The tone and the mood which are employed in the poem also convey the sense of the need to shatter the wall, to overcome the challenge that the Black people are faced with; it is noteworthy that the technique of creating images helps the author to translate this message. It is easy to note that the named challenge is also unjust, for it arises due to prejudice against the Blacks rather than because of specific personal characteristics of separate individuals.
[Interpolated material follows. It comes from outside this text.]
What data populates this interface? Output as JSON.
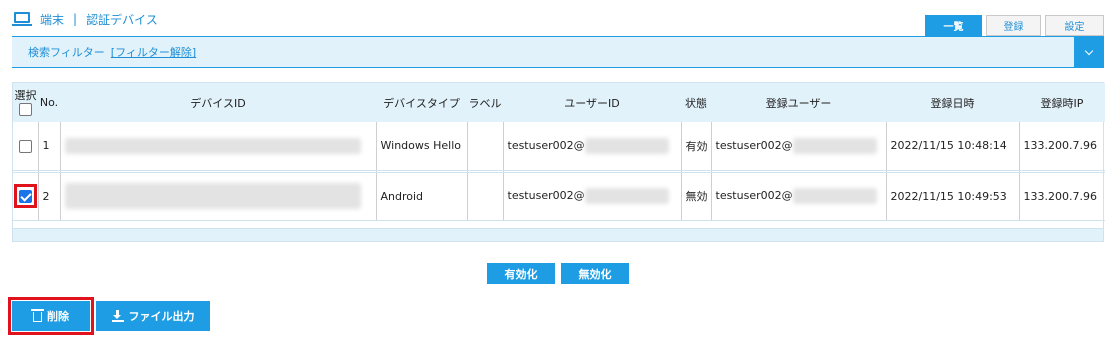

This can be seen not only in “As I Grew Older,” but in other poems as well; in “The South,” for example, the poet creates the image of the beautiful, “sunny-faced” South, which, however, has the “blood on its mouth” (Hughes, “The South”). Clearly, this refers to the role of the Southern states prior to and during the Civil War; the slavery which was still practiced in the American South at those times is also additionally pointed out by referring to cotton (Hughes, “The South”). To give some more examples of the injustices that African and African American people were faced with, it is possible to cite Hughes’ “Negro,” where the author writes not only of Black person’s being a slave but also of their being a victim, both in Africa and in the U.S., for instance, of Belgians’ cruelty in the Congo or during the still existent at the time when the poem was written lynching practices in the state of Mississippi (Hughes, “Negro”).
On the whole, it should be stressed that the poetry written by Hughes, utilizing a number of literary techniques, touches upon several issues which include such topics as the African or African American identity, the numerous experiences that the representatives of the Black race had throughout the course of history, as well as the challenges and the prejudice that they were faced with as the history of humanity unfolded. The poetry written by the author inspires his community to unite around the Black identity and overcome the challenges that they experience in their lives as the representatives of the Black peoples.
Hughes, Langston. “As I Grew Older.” All Poetry, Web.
“Negro.” Amanda A., Web.
“The Negro Speaks of Rivers.” Poets.org, Web.
“The South.” Poetry Nook, Web.